With the holiday season coming to a close and a new year ready to begin, it’s the perfect time for resolutions. You may be planning to eat healthier, read more, or spend more time with your family. But there’s one resolution that should be at the top of everyone’s list — improving your cybersecurity posture.
The Office of Information and Technology is committed to protecting Department of Veterans Affairs and Veteran data and combating growing cybersecurity threats through the management of VA’s Enterprise Cybersecurity Program, and the Cyber Crime Support Network; the latter is available specifically to Veterans and stakeholders as a resource recognizing, reporting and recovering from data or privacy breaches. Follow these tips to ensure your safety both on and offline.
Manage Your Passwords
Your best bet for keeping your accounts secure are long, complex, and unique passwords. Never use the same password for multiple accounts. When it comes to storing those passwords, put down the sticky notes and notebooks! Use a password manager, or an encrypted digital vault, to securely store your login information for your mobile phone, websites, and more. Some password managers also have password generators to help you create a new password for any new account.
For an extra layer of protection, enable multi-factor authentication when available. After entering your password, multi-factor authentication requires you to enter a code sent to your email or mobile phone to confirm your identity.
Keep Track of Your Devices
It’s tempting to set your phone or laptop down in a coffee shop or library and walk away for a moment or two but leaving a device unattended for any length of time poses a risk of theft or damage. If you keep any sensitive information on an external storage device, keep it locked up as well.
Be Wary of Suspicious Attachments and Links
Have you seen an email with an offer that sounds too good to be true? Or a text message with a link that looks a little off? Chances are it’s a phishing attack! Phishing attacks use a variety of methods — like email, phone calls, texts, or websites — but have common goals: tricking you into divulging your sensitive information or deploying malicious software.
Check the security of any website link listed in the email or text and pay close attention to the website’s URL. Incorrect spellings or different domain names can indicate a malicious site.
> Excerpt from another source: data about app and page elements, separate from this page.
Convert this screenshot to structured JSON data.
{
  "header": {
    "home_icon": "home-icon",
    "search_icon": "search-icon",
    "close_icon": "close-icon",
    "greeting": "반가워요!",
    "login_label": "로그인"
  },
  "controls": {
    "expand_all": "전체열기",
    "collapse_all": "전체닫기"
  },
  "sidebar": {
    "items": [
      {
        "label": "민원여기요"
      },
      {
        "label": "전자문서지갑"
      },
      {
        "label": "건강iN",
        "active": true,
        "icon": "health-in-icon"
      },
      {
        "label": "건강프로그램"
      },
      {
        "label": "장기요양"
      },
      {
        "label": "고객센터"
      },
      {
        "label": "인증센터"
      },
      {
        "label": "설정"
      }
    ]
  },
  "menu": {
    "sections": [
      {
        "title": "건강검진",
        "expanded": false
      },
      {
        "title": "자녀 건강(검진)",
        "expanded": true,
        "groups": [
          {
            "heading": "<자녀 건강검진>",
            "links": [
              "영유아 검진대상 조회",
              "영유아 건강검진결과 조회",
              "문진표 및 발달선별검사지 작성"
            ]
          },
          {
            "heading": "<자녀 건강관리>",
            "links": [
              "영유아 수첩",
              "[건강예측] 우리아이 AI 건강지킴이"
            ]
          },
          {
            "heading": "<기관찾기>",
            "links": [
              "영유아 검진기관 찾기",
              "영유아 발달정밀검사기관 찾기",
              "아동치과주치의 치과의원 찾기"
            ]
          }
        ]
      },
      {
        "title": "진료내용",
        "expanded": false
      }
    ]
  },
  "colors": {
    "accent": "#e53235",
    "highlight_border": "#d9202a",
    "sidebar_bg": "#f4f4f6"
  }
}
If you happen to fall victim to a phishing attack, consider reporting it to your local police department, file a report with the Federal Trade Commission or Internet Crime Complaint Center, and watch for any unauthorized charges to any financial accounts.
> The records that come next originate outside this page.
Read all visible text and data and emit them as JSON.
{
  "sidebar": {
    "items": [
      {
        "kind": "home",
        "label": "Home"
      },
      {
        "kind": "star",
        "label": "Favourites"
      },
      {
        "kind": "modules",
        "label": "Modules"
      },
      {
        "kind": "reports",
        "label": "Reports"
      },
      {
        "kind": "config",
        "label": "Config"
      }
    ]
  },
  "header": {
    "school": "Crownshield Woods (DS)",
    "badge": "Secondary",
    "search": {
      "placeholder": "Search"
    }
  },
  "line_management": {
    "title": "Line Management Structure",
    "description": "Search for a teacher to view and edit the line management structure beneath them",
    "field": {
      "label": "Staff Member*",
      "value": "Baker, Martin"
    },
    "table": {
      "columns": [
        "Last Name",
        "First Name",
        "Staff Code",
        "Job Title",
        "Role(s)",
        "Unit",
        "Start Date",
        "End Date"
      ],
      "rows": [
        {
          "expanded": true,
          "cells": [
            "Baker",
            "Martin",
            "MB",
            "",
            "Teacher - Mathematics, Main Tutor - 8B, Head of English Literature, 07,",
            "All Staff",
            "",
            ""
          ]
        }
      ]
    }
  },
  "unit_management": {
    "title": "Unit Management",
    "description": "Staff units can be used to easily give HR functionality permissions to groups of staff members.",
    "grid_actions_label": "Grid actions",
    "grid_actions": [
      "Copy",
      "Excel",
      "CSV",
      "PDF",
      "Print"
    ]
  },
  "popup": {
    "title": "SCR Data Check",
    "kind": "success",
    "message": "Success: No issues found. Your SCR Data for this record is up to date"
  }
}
Make it a Family Affair
Cybersecurity resolutions aren’t just for adults! Encourage your kids to learn about cybersecurity best practices and leverage parental controls on laptops, smartphones, tablets, and gaming systems when necessary.
Following these simple tips can help you protect your and your family’s valuable data as well as that of businesses. Our Privacy Best Practices video will set you on a safe cybersecurity path in 2022 — and beyond.
Our commitment to digital and IT transformation is shaped by daily dedication to customer service and the close collaboration of our workforce, managers, and leaders. Ready to join us in improving Veterans’ care? Check out all current information and technology career opportunities on DigitalVA. You can also contact VA’s Office of the Chief Human Capital Officer at 512-326-6600, Monday thru Friday, 7 a.m. to 5 p.m. CST or by submitting a resume to VACareers@va.gov.